If I ever needed an excuse to write about being Irish, St. Patrick’s Day is it. I wrote this in 2008 while working at the Arboretum. Consider this an early St. Patrick’s day gift to my mother.

It is St. Patrick’s Day, and even though the Arboretum is currently under a blanket of white snow, today we celebrate all things green.  This is the day the 25% of me that is Irish (mostly manifested in freckles and Conan O’Brien-ish pallor) overwhelms the other 75% of me.  Today, I make Irish soda bread, tell everyone just how many Patricks are in my ancestry, and remember the time I kissed the Blarney Stone and earned the gift of eloquence (can’t you tell?).

Whether you are lucky enough to be Irish or not, today is the day to wear green.  I have my green sweater, but I also have my brown Arboretum t-shirt: today, I’m giving a shout-out to two different types of green.  I get to be Irish every day, but I have to work at being “green.”  I’m incredibly imperfect at it, but it’s important to keep trying.  By wearing this slightly-mismatched t-shirt/cardigan combo, I’m honoring my past and what I hope to be my future.  And you thought I just got dressed in the dark.

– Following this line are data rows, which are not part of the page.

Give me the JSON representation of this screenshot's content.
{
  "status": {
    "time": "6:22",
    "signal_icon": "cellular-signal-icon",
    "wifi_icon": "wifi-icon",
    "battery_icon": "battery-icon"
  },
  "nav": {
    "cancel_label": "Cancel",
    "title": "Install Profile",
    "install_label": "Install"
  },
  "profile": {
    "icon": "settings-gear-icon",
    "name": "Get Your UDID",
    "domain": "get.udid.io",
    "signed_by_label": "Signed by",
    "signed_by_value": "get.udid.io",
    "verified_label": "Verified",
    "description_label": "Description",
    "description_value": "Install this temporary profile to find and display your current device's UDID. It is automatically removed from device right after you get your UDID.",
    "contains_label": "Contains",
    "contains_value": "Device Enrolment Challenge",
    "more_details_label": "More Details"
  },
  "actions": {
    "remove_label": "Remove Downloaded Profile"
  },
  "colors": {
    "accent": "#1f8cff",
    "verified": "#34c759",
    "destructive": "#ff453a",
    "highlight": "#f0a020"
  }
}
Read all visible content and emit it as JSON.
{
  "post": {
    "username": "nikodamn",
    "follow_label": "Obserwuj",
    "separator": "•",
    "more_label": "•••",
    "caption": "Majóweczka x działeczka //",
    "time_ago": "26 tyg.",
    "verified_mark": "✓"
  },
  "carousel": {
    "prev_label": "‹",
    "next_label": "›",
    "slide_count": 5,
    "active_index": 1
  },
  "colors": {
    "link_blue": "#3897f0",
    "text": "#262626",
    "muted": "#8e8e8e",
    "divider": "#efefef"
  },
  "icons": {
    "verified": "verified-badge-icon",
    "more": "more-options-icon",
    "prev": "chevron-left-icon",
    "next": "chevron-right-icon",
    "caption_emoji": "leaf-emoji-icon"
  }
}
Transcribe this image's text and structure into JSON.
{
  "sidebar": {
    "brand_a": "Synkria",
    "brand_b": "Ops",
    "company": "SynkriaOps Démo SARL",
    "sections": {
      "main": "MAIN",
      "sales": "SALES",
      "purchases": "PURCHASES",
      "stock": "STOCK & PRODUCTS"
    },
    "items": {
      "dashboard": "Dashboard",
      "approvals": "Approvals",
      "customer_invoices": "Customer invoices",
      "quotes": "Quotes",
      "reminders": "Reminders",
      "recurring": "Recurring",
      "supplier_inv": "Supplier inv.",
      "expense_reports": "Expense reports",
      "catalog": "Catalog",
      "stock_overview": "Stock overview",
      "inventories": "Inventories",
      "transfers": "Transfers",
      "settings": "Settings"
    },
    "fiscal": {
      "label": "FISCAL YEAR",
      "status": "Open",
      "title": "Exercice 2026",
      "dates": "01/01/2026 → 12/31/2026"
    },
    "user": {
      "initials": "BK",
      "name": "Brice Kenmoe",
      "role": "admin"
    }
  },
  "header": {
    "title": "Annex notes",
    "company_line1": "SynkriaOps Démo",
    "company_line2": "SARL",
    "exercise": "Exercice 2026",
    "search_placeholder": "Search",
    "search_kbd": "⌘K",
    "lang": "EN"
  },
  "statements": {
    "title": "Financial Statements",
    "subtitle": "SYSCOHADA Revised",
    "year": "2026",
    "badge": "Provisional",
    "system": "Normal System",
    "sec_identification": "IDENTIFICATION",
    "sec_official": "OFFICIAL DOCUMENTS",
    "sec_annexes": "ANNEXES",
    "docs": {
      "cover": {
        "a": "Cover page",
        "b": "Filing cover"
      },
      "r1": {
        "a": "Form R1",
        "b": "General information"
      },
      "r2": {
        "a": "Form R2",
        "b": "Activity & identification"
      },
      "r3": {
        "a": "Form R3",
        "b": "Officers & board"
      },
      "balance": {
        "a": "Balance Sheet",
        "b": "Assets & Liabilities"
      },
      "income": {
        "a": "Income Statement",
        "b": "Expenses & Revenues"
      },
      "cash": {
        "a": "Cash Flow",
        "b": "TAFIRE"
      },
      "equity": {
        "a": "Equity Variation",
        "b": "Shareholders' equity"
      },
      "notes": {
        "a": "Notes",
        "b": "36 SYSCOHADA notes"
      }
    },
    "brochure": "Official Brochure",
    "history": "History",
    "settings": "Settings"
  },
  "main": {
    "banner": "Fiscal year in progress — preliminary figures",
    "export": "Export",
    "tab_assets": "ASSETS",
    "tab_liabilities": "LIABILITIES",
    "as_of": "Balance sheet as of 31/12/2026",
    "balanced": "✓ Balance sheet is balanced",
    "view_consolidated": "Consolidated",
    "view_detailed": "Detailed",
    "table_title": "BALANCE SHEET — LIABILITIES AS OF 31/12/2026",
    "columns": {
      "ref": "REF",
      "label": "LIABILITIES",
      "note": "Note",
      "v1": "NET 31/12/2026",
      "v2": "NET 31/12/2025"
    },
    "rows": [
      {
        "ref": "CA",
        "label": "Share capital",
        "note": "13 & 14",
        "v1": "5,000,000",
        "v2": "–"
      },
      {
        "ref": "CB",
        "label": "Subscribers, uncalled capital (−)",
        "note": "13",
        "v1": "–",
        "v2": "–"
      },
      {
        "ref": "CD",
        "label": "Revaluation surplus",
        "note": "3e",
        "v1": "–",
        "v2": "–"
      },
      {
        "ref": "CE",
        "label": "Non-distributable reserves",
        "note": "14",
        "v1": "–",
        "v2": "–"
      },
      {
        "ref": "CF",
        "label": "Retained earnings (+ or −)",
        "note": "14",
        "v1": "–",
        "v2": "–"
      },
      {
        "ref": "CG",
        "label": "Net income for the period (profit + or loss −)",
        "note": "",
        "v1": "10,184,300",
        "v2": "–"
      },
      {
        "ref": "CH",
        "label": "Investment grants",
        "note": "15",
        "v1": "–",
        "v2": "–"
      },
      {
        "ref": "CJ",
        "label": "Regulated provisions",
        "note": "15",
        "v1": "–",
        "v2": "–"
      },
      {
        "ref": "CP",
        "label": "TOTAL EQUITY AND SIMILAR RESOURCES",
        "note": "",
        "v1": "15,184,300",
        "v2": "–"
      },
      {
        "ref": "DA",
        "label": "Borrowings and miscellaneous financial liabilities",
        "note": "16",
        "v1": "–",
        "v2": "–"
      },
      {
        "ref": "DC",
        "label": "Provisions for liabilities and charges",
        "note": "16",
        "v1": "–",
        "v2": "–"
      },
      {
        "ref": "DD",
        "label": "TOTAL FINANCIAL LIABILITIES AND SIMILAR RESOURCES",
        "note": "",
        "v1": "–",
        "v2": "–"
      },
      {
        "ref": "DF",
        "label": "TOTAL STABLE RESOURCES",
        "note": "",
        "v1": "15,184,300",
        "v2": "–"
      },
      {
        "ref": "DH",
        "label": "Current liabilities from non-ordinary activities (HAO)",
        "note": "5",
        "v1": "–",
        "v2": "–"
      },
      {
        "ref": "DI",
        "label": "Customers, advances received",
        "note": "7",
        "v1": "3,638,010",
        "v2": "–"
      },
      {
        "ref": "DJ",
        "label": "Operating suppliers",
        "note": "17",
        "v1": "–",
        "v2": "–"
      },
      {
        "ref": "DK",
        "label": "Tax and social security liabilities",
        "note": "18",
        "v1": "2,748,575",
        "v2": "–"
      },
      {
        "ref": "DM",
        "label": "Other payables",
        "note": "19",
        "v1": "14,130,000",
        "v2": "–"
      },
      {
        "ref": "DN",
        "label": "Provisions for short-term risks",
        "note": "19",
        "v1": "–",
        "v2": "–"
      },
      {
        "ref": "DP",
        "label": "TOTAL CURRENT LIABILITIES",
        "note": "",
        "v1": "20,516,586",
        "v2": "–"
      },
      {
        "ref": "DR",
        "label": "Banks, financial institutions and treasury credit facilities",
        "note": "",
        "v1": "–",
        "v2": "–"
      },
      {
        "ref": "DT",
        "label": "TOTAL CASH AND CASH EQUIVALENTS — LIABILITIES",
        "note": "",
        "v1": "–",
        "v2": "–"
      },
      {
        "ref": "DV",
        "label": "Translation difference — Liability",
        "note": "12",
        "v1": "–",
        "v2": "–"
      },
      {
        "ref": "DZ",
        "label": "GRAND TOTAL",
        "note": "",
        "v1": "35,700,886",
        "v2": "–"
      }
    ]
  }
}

Besides dressing the part, St. Patrick’s Day also gives me a chance to connect with my heritage through traditions.  Every year, I bake Irish soda bread.  It connects me to my ancestors, until I overwhelm the recipe with sugar and basically turn bread into candy.  I’m not much of a chef, and I have a sweet tooth – which is why I find maple syrup season to be the most exciting time I’ve spent at the Arboretum.

For a few more hours, everyone who wants to be Irish gets to be.  Tomorrow the rest of the world will put away its green, but I’ll still be a little bit Irish (and probably a little bit sick from all the sugary bread) – and that makes me feel just a little bit lucky.

PS: More tomorrow!